One of the best things about Nutcracker is that it gives lots of dancers their first shots at meaty principal roles. Long runs + a bazillion different parts to fill = opportunities left and right—every one of them a chance for a budding ballerina to discover her love of performing. I still remember standing in the wings, literally shaking in my pointe shoes, before dancing my first Snow Queen at 15. But I'll never forget how exhilarating it was once I actually got out there onstage—once I BECAME the Snow Queen. I wasn't all that good, but man, was I ever hooked.
And some extraordinary young students are, by the time they do their first Nutcracker leads, already gifted artists. This morning, former New York City Ballet soloist (and current Dance Spirit advice columnist!) Kathryn Morgan posted a #FBF video of her own teenaged Snow Queen performance with Mobile Ballet. She's clearly destined for greatness: Her technique is polished, her port de bras beautifully expansive. What really stands out, though, is how she performs with every inch of her body. She's a stage creature—completely at home and completely alive out there, even at just 15.
Already a beauty! (screenshot via YouTube)
Enjoy! And if you have questions for Morgan—about performing, about technique, about how to look like a principal before you can legally drive—send them to email@example.com.
The last Thanksgiving leftovers have been eaten. The Black Friday deals have come and gone. The Christmas season is, in case you haven't noticed the red bows and greenery literally EVERYWHERE, in full swing. And you know what that means.
It's Nutcracker time, my friends.

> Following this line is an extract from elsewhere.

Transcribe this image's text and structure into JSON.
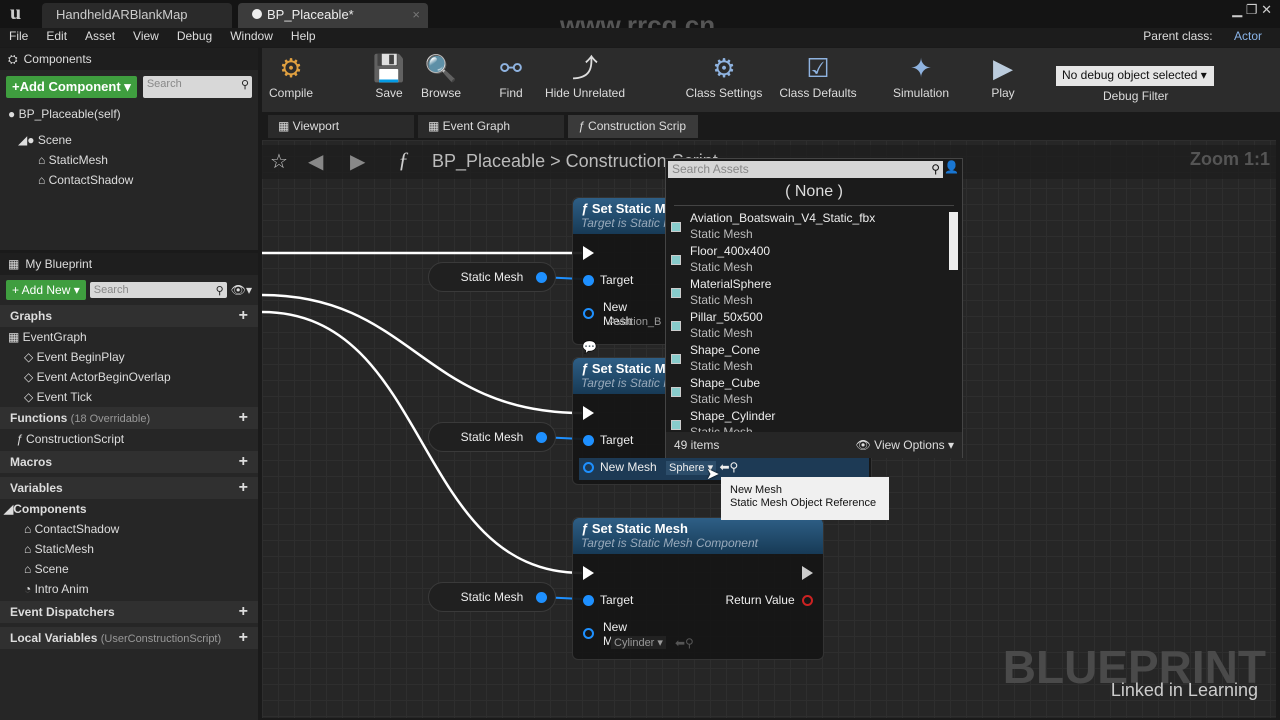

We're in for a solid month of party scenes and divertissements, of costume changes and fake snow, of blisters and bruises. Some of us will try out juicy roles (Dew Drop! Snow Queen! SUGAR PLUM!) for the first time. Pretty much all of us will also dance parts we've done hundreds of times before (but hey, maybe we'll find something new in the Spanish variation this year).
We all love to hate on the Nut. It's easy to. There's no getting around the fact that Nutcracker season is a grind. It's hard to make Snow Scene #27 feel as fresh as Snow Scene #1. We do pretty horrible things to our poor, tired bodies over the course of the slog. There are always whiny, snotty-nosed kids making a ruckus in the audience.

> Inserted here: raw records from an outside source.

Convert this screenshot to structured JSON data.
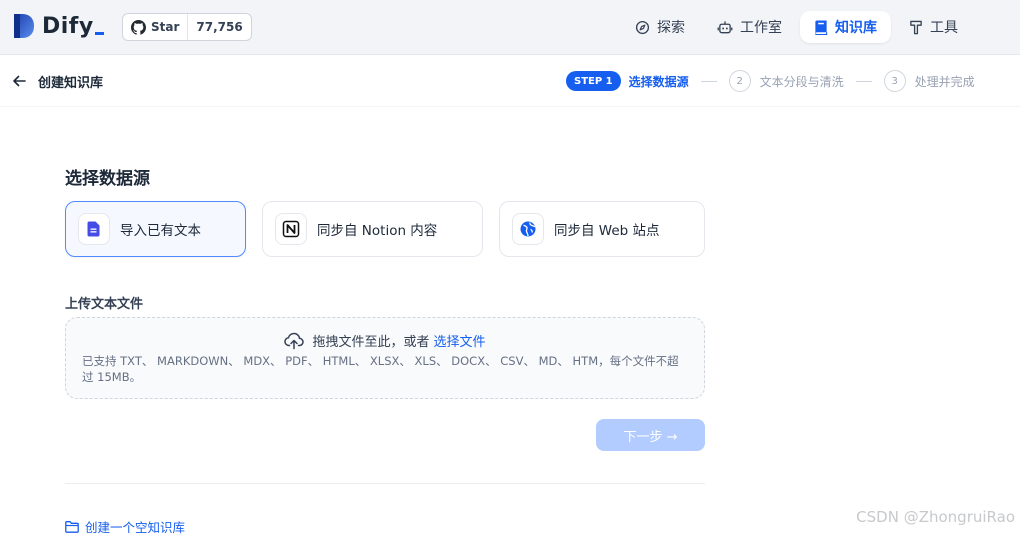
{
  "app": {
    "name": "Dify"
  },
  "github": {
    "star_label": "Star",
    "star_count": "77,756"
  },
  "nav": [
    {
      "label": "探索",
      "icon": "compass-icon",
      "active": false
    },
    {
      "label": "工作室",
      "icon": "robot-icon",
      "active": false
    },
    {
      "label": "知识库",
      "icon": "book-icon",
      "active": true
    },
    {
      "label": "工具",
      "icon": "hammer-icon",
      "active": false
    }
  ],
  "header": {
    "title": "创建知识库"
  },
  "steps": {
    "badge": "STEP 1",
    "current": "选择数据源",
    "step2_num": "2",
    "step2": "文本分段与清洗",
    "step3_num": "3",
    "step3": "处理并完成"
  },
  "main": {
    "section_title": "选择数据源",
    "sources": [
      {
        "label": "导入已有文本",
        "icon": "file-text-icon",
        "selected": true
      },
      {
        "label": "同步自 Notion 内容",
        "icon": "notion-icon",
        "selected": false
      },
      {
        "label": "同步自 Web 站点",
        "icon": "globe-icon",
        "selected": false
      }
    ],
    "upload_title": "上传文本文件",
    "dropzone": {
      "prompt": "拖拽文件至此，或者",
      "link": "选择文件",
      "formats": "已支持 TXT、 MARKDOWN、 MDX、 PDF、 HTML、 XLSX、 XLS、 DOCX、 CSV、 MD、 HTM，每个文件不超过 15MB。"
    },
    "next_button": "下一步 →",
    "empty_kb_link": "创建一个空知识库"
  },
  "watermark": "CSDN @ZhongruiRao",
  "colors": {
    "accent": "#155eef",
    "disabled_button": "#b2ccff",
    "topbar_bg": "#f2f4f7"
  }
}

But while we may cringe whenever we hear the Waltz of the Flowers at the mall, let's be honest: This is the Most Wonderful Time of the Year. How amazing is it that we get to be onstage almost daily for a month? How awesome is it that tons and tons of shows mean tons and tons of casts, with all kinds of opportunities to tackle parts big and small? And how incredible is it that each Nutcracker performance will be somebody's first time at the ballet? It's a pretty safe bet that every night, there's at least one little girl out there falling head over heels for this thing we love so much.

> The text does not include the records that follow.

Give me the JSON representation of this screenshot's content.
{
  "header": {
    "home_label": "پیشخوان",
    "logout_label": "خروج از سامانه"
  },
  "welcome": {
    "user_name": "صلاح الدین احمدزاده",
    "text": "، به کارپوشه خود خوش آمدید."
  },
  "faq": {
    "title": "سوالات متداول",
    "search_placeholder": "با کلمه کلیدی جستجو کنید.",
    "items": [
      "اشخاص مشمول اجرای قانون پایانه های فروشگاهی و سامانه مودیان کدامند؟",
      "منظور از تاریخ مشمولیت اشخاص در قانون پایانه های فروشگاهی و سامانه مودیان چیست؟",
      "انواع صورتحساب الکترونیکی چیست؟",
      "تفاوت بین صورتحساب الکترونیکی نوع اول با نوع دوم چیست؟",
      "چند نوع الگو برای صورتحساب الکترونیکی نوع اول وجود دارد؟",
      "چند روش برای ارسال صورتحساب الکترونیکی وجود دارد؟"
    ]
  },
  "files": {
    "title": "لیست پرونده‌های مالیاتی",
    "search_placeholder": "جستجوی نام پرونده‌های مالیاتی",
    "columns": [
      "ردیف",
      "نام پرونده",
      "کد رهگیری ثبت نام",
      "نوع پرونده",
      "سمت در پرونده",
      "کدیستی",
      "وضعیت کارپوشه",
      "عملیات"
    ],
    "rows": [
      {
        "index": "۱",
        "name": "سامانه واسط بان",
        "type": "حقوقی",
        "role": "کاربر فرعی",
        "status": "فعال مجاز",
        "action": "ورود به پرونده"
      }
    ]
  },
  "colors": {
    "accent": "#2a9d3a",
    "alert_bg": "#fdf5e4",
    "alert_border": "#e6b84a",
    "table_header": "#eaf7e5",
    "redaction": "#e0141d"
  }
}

So buckle up, everybody: It's gonna be a long, bumpy ride. But it'll be a pretty magical one, too. See you at the finish line on January 1st. I'll bring the cookie dough.